    Since this has happened, I’m looking to work out of another yard with the same company but different state. Most of the lease operators didn’t want this but the labor unions think we did… should pick your battles better because the state will suffer from this one.

  3. Eric Banks

    If California implements the new lease rule for trucking. They will soon find out how many leasers there are. There are a lot of truckers that don’t want the headaches of being on their own. They would much rather be leased to someone. So good luck California when you can’t get your freight. Us leasers will deliver to other states that don’t mind us. I for one will never go back to California with all of my trucks and leasers.

  4. A Campbell

    I went out in California this weekend I saw a difference. There was more vacancies at truck stops and reststops (ca58 by boron,ca). Ta in Arizona by buckeye az.

Comments are closed.

John Kingston

John has an almost 40-year career covering commodities, most of the time at S&P Global Platts. He created the Dated Brent benchmark, now the world’s most important crude oil marker. He was Director of Oil, Director of News, the editor in chief of Platts Oilgram News and the “talking head” for Platts on numerous media outlets, including CNBC, Fox Business and Canada’s BNN. He covered metals before joining Platts and then spent a year running Platts’ metals business as well.
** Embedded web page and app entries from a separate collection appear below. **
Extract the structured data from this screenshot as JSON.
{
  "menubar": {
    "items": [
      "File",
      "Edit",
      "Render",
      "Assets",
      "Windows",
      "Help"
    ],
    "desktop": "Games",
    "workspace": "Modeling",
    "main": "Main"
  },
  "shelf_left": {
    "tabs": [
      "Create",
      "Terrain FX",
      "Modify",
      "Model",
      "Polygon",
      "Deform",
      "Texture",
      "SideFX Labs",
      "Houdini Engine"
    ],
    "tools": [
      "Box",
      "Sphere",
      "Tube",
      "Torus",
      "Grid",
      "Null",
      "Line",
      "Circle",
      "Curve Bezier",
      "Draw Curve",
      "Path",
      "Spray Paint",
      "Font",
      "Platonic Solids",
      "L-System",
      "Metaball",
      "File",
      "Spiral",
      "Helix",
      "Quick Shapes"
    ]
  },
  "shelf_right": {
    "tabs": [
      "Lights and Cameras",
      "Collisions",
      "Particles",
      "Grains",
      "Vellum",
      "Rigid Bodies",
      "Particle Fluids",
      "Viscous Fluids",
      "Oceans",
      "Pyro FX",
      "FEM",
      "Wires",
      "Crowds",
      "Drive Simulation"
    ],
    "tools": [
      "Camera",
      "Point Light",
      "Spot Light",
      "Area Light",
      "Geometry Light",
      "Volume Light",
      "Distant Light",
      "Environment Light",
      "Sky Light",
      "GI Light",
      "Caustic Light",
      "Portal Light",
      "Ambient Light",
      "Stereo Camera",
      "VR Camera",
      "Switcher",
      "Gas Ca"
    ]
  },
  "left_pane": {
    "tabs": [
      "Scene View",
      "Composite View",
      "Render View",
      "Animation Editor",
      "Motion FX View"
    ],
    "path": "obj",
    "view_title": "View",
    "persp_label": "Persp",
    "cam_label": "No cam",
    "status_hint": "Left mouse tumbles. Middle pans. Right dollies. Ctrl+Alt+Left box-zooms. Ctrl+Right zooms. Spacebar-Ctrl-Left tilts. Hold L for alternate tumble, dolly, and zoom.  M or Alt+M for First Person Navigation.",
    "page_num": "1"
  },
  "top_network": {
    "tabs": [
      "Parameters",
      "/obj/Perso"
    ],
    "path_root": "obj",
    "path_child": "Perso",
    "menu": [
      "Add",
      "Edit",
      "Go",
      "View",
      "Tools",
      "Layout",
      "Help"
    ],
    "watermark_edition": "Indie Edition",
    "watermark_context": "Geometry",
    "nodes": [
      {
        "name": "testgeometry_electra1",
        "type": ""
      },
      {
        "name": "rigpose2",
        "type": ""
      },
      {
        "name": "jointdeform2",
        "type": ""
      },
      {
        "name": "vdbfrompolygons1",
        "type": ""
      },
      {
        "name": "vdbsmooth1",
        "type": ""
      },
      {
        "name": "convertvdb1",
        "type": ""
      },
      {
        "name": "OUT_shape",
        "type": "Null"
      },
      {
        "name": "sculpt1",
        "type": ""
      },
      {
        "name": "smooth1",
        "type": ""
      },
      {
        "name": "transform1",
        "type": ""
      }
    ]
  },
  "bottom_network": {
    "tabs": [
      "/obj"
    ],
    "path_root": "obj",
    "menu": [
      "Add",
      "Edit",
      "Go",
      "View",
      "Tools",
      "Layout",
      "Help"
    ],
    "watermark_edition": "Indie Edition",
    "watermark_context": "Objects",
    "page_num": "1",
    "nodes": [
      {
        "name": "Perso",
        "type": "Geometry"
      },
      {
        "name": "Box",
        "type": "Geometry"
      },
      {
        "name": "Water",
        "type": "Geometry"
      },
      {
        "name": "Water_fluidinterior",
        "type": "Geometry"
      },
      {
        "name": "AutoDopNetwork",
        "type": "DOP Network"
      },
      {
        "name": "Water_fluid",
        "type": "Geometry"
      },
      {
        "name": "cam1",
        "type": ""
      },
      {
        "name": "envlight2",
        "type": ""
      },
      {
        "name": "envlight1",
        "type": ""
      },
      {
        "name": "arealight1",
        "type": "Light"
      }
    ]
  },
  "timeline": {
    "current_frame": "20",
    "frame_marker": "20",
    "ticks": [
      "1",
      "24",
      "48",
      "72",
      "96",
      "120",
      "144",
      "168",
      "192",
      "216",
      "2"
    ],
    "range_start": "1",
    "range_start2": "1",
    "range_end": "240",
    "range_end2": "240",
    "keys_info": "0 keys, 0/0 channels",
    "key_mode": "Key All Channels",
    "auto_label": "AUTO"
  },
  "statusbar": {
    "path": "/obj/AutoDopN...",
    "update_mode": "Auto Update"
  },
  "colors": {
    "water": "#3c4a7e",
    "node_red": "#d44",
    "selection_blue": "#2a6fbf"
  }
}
He was awarded the International Association of Energy Economics Award for Excellence in Written Journalism in 2015. In 2010, he won two Corporate Achievement Awards from McGraw-Hill, an extremely rare accomplishment, one for steering coverage of the BP Deepwater Horizon disaster and the other for the launch of a public affairs television show, Platts Energy Week.